Visual artist Andrew Hairstans will open his exhibit, A Model for Asylum, at Duquesne University with a presentation on Tuesday, March 25, at 4:30 p.m. in the Union's Africa Room.
A Model for Asylum will be on exhibit in the Les Idees Gallery on campus through April 12, and Hairstans will be in residence at Duquesne the week of March 24. During this time, he will meet with various student groups, including those in the art history program.
Hairstans' work investigates the concept of asylum and how, with connotations that are both positive and negative, asylum becomes a context for thinking about life and death, public and private, body and built environment, development and devolution. He exhibits nationally and regionally, and his work has been published several times in New American Paintings and Studio Visit. Hairstans is an associate professor of fine arts at Auburn University at Montgomery.
The residency and exhibit are sponsored by the art history program and the McAnulty College of Liberal Arts, and are free and open to the public.
More information is available by contacting Dr. Julia Sienkewicz, assistant professor and director of the art history program, at 412.396.2352.

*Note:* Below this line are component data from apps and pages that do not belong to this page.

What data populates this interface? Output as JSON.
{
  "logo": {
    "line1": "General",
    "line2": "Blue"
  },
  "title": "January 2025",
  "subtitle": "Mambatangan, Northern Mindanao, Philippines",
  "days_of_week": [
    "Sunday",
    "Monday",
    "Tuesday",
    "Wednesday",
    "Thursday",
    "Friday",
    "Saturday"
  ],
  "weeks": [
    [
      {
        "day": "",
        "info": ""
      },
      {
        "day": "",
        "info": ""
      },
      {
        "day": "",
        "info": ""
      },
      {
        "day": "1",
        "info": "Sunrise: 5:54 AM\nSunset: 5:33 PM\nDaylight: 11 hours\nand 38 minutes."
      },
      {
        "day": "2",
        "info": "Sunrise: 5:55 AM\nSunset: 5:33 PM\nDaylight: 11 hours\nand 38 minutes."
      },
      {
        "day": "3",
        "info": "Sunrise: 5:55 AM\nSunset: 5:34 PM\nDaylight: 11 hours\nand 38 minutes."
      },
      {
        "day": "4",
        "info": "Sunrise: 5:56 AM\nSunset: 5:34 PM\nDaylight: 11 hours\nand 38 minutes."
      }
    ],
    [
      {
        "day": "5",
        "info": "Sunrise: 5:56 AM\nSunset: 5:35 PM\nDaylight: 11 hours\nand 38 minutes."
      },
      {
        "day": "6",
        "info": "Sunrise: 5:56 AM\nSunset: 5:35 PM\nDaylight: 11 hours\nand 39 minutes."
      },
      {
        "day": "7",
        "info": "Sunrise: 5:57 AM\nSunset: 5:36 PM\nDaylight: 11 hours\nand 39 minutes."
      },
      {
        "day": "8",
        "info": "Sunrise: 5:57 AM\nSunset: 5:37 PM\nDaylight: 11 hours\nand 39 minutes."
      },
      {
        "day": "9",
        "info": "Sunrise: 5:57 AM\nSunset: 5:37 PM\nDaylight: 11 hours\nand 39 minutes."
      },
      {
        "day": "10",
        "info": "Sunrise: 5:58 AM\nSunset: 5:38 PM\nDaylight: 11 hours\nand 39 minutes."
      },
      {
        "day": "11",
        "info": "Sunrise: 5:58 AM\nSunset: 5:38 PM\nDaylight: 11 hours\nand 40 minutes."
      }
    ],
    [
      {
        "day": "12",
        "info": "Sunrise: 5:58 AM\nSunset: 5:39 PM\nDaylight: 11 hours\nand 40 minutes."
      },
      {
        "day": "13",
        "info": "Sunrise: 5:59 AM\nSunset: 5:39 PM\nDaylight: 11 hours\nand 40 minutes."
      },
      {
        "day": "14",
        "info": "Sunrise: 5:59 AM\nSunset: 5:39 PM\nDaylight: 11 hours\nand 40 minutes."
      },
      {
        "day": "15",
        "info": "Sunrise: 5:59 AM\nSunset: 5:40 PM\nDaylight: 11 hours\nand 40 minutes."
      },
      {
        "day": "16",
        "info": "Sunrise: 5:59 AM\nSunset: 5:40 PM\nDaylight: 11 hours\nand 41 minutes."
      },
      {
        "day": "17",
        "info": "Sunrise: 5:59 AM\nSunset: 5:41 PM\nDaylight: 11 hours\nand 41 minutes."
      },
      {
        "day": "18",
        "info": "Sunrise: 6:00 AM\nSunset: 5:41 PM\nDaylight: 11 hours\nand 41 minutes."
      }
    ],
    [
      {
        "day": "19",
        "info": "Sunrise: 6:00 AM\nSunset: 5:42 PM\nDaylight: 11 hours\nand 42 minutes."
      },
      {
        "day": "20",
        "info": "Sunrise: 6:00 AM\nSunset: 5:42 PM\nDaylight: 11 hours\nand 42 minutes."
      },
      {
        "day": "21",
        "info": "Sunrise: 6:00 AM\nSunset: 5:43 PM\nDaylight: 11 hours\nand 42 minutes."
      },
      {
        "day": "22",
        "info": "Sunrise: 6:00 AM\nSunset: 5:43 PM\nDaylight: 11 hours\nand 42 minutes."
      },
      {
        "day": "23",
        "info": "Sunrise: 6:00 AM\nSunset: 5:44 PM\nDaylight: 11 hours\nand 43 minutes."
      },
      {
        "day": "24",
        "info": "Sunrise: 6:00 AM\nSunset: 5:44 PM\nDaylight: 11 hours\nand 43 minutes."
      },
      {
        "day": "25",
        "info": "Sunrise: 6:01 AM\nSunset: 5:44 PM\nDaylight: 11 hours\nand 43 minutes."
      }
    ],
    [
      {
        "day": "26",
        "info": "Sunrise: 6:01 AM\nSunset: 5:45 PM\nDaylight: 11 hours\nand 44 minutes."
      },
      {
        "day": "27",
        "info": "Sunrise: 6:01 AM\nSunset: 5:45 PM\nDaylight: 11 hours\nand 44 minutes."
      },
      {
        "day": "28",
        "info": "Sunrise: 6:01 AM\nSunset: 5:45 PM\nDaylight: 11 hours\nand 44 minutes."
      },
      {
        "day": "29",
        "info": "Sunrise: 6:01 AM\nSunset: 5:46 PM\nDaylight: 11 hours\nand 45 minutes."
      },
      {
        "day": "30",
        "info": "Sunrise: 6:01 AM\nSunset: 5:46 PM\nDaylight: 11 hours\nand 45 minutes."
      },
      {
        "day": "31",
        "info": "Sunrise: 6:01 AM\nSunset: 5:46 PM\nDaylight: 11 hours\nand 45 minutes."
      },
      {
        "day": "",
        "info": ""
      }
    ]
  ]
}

Founded in 1878, Duquesne is consistently ranked among the nation's top Catholic research universities for its award-winning faculty and tradition of academic excellence. The University is nationally ranked by U.S. News and World Report and the Princeton Review for its rich academic programs in nine schools of study for nearly 10,000 graduate and undergraduate students, and by the Washington Monthly for service and contributing to students' social mobility. Duquesne is a member of the U.S. President's Higher Education Community Service Honor Roll with Distinction for its contributions to Pittsburgh and communities around the globe. The U.S. Environmental Protection Agency and the Princeton Review's Guide to Green Colleges acknowledge Duquesne's commitment to sustainability.